Data records Block Start
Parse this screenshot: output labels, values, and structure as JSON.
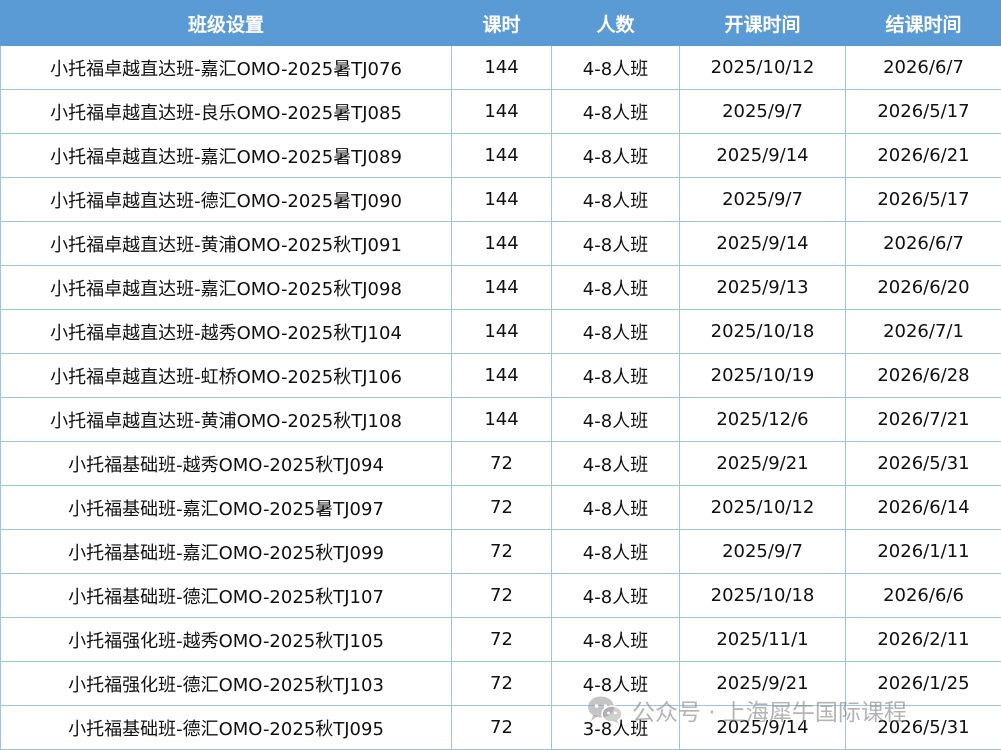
{
  "table": {
    "headers": [
      "班级设置",
      "课时",
      "人数",
      "开课时间",
      "结课时间"
    ],
    "rows": [
      [
        "小托福卓越直达班-嘉汇OMO-2025暑TJ076",
        "144",
        "4-8人班",
        "2025/10/12",
        "2026/6/7"
      ],
      [
        "小托福卓越直达班-良乐OMO-2025暑TJ085",
        "144",
        "4-8人班",
        "2025/9/7",
        "2026/5/17"
      ],
      [
        "小托福卓越直达班-嘉汇OMO-2025暑TJ089",
        "144",
        "4-8人班",
        "2025/9/14",
        "2026/6/21"
      ],
      [
        "小托福卓越直达班-德汇OMO-2025暑TJ090",
        "144",
        "4-8人班",
        "2025/9/7",
        "2026/5/17"
      ],
      [
        "小托福卓越直达班-黄浦OMO-2025秋TJ091",
        "144",
        "4-8人班",
        "2025/9/14",
        "2026/6/7"
      ],
      [
        "小托福卓越直达班-嘉汇OMO-2025秋TJ098",
        "144",
        "4-8人班",
        "2025/9/13",
        "2026/6/20"
      ],
      [
        "小托福卓越直达班-越秀OMO-2025秋TJ104",
        "144",
        "4-8人班",
        "2025/10/18",
        "2026/7/1"
      ],
      [
        "小托福卓越直达班-虹桥OMO-2025秋TJ106",
        "144",
        "4-8人班",
        "2025/10/19",
        "2026/6/28"
      ],
      [
        "小托福卓越直达班-黄浦OMO-2025秋TJ108",
        "144",
        "4-8人班",
        "2025/12/6",
        "2026/7/21"
      ],
      [
        "小托福基础班-越秀OMO-2025秋TJ094",
        "72",
        "4-8人班",
        "2025/9/21",
        "2026/5/31"
      ],
      [
        "小托福基础班-嘉汇OMO-2025暑TJ097",
        "72",
        "4-8人班",
        "2025/10/12",
        "2026/6/14"
      ],
      [
        "小托福基础班-嘉汇OMO-2025秋TJ099",
        "72",
        "4-8人班",
        "2025/9/7",
        "2026/1/11"
      ],
      [
        "小托福基础班-德汇OMO-2025秋TJ107",
        "72",
        "4-8人班",
        "2025/10/18",
        "2026/6/6"
      ],
      [
        "小托福强化班-越秀OMO-2025秋TJ105",
        "72",
        "4-8人班",
        "2025/11/1",
        "2026/2/11"
      ],
      [
        "小托福强化班-德汇OMO-2025秋TJ103",
        "72",
        "4-8人班",
        "2025/9/21",
        "2026/1/25"
      ],
      [
        "小托福基础班-德汇OMO-2025秋TJ095",
        "72",
        "3-8人班",
        "2025/9/14",
        "2026/5/31"
      ]
    ]
  },
  "watermark": {
    "icon": "wechat-icon",
    "text": "公众号 · 上海犀牛国际课程"
  },
  "colors": {
    "header_bg": "#5b9bd5",
    "header_text": "#ffffff",
    "grid": "#9dc3e6"
  }
}
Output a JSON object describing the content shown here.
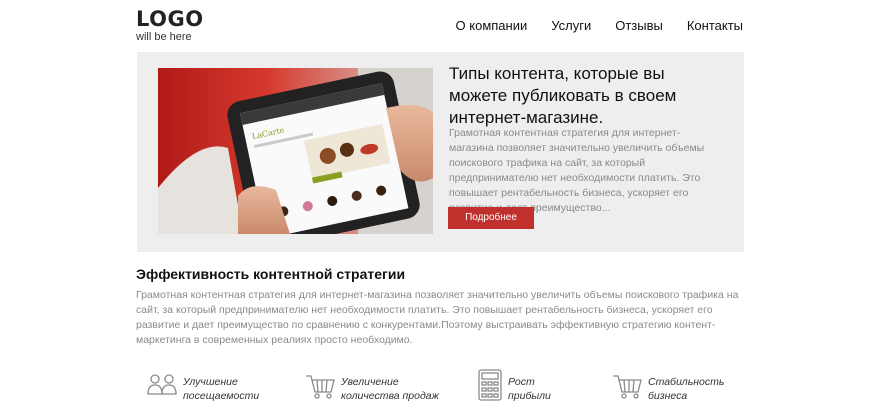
{
  "logo": {
    "main": "LOGO",
    "sub": "will be here"
  },
  "nav": {
    "items": [
      "О компании",
      "Услуги",
      "Отзывы",
      "Контакты"
    ]
  },
  "hero": {
    "title": "Типы контента, которые вы можете публиковать в своем интернет-магазине.",
    "text": "Грамотная контентная стратегия для интернет-магазина позволяет значительно увеличить объемы поискового трафика на сайт, за который предпринимателю нет необходимости платить. Это повышает рентабельность бизнеса, ускоряет его развитие и дает преимущество...",
    "button": "Подробнее",
    "image_caption": "LaCarte"
  },
  "section": {
    "title": "Эффективность контентной стратегии",
    "text": "Грамотная контентная стратегия для интернет-магазина позволяет значительно увеличить объемы поискового трафика на сайт, за который предпринимателю нет необходимости платить. Это повышает рентабельность бизнеса, ускоряет его развитие и дает преимущество по сравнению с конкурентами.Поэтому выстраивать эффективную стратегию контент-маркетинга в современных реалиях просто необходимо."
  },
  "features": [
    {
      "icon": "users-icon",
      "line1": "Улучшение",
      "line2": "посещаемости"
    },
    {
      "icon": "cart-icon",
      "line1": "Увеличение",
      "line2": "количества продаж"
    },
    {
      "icon": "calculator-icon",
      "line1": "Рост",
      "line2": "прибыли"
    },
    {
      "icon": "cart-icon",
      "line1": "Стабильность",
      "line2": "бизнеса"
    }
  ],
  "colors": {
    "accent": "#c0302d",
    "hero_bg": "#eeeeee",
    "muted_text": "#8a8a8a"
  }
}
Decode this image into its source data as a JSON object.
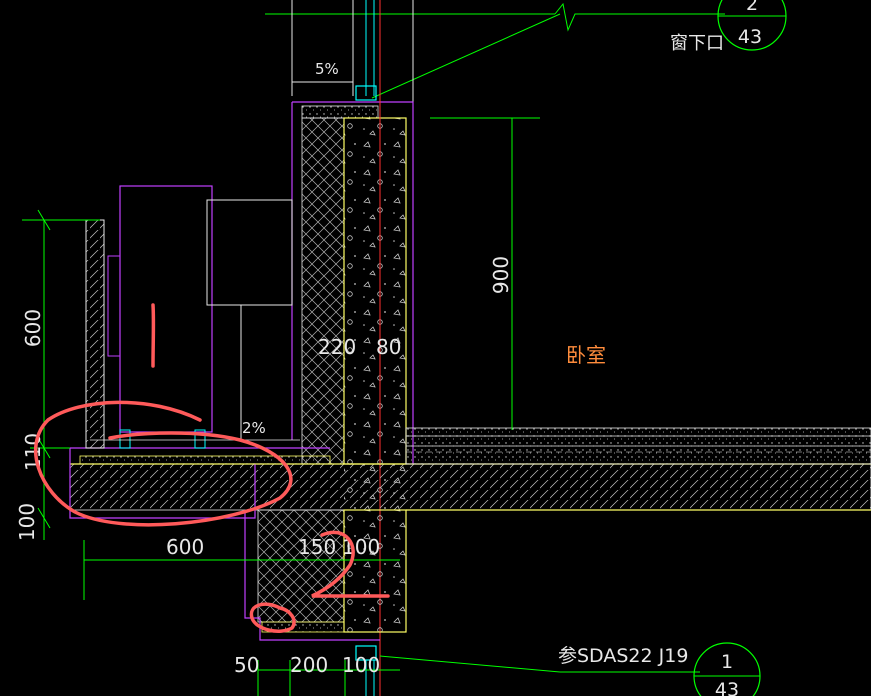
{
  "labels": {
    "top_slope": "5%",
    "ac_slope": "2%",
    "room": "卧室",
    "window_sill": "窗下口",
    "reference": "参SDAS22 J19",
    "dim_220": "220",
    "dim_80": "80",
    "dim_900": "900",
    "dim_600_v": "600",
    "dim_110": "110",
    "dim_100_v": "100",
    "dim_600_h": "600",
    "dim_150": "150",
    "dim_100_h": "100",
    "dim_50": "50",
    "dim_200": "200",
    "dim_100_b": "100",
    "callout_top_num": "2",
    "callout_top_den": "43",
    "callout_bot_num": "1",
    "callout_bot_den": "43",
    "handwritten_1": "1",
    "handwritten_2": "2"
  },
  "colors": {
    "background": "#000000",
    "magenta": "#c040ff",
    "yellow": "#ffff66",
    "green": "#00ff00",
    "white": "#e8e8e8",
    "red_axis": "#ff3030",
    "cyan": "#00ffff",
    "markup": "#ff5a5a",
    "room_text": "#ff8c3c"
  }
}
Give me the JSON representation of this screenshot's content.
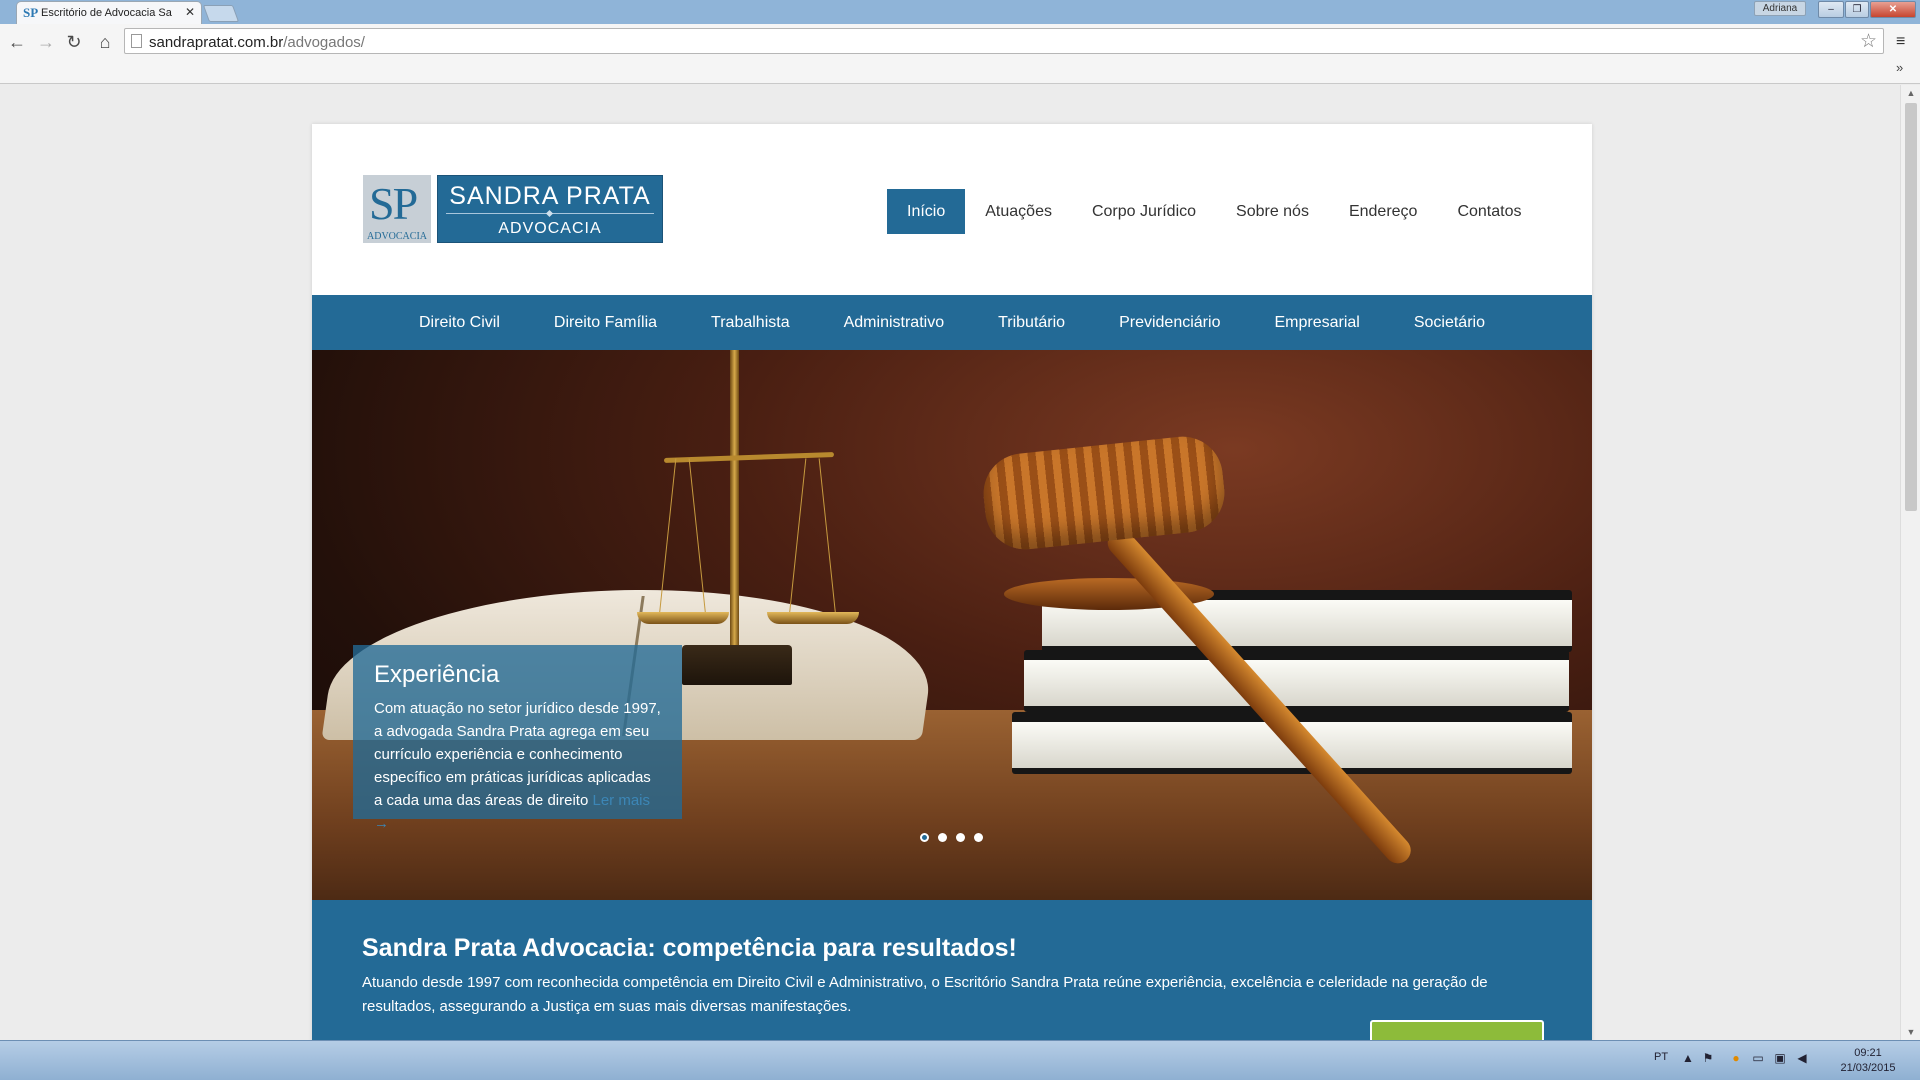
{
  "browser": {
    "tab_title": "Escritório de Advocacia Sa",
    "tab_favicon": "SP",
    "user_badge": "Adriana",
    "url_host": "sandrapratat.com.br",
    "url_path": "/advogados/"
  },
  "site": {
    "logo": {
      "mark": "SP",
      "mark_sub": "ADVOCACIA",
      "name": "SANDRA PRATA",
      "sub": "ADVOCACIA"
    },
    "topnav": [
      {
        "label": "Início",
        "active": true
      },
      {
        "label": "Atuações"
      },
      {
        "label": "Corpo Jurídico"
      },
      {
        "label": "Sobre nós"
      },
      {
        "label": "Endereço"
      },
      {
        "label": "Contatos"
      }
    ],
    "practice_areas": [
      "Direito Civil",
      "Direito Família",
      "Trabalhista",
      "Administrativo",
      "Tributário",
      "Previdenciário",
      "Empresarial",
      "Societário"
    ],
    "slide": {
      "title": "Experiência",
      "text": "Com atuação no setor jurídico desde 1997, a advogada Sandra Prata agrega em seu currículo experiência e conhecimento específico em práticas jurídicas aplicadas a cada uma das áreas de direito",
      "more": "Ler mais →",
      "dots_total": 4,
      "active_dot": 1
    },
    "intro": {
      "title": "Sandra Prata Advocacia: competência para resultados!",
      "text": "Atuando desde 1997 com reconhecida competência em Direito Civil e Administrativo, o Escritório Sandra Prata reúne experiência, excelência e celeridade na geração de resultados, assegurando a Justiça em suas mais diversas manifestações."
    },
    "colors": {
      "brand_blue": "#236a96",
      "cta_green": "#8dbb3a"
    }
  },
  "taskbar": {
    "lang": "PT",
    "time": "09:21",
    "date": "21/03/2015"
  }
}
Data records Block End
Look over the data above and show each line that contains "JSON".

• Answer section:
Parse this screenshot: output labels, values, and structure as JSON.
Output a JSON object describing the content shown here.
Decode this image into its source data as a JSON object.
Give me the JSON representation of this screenshot's content.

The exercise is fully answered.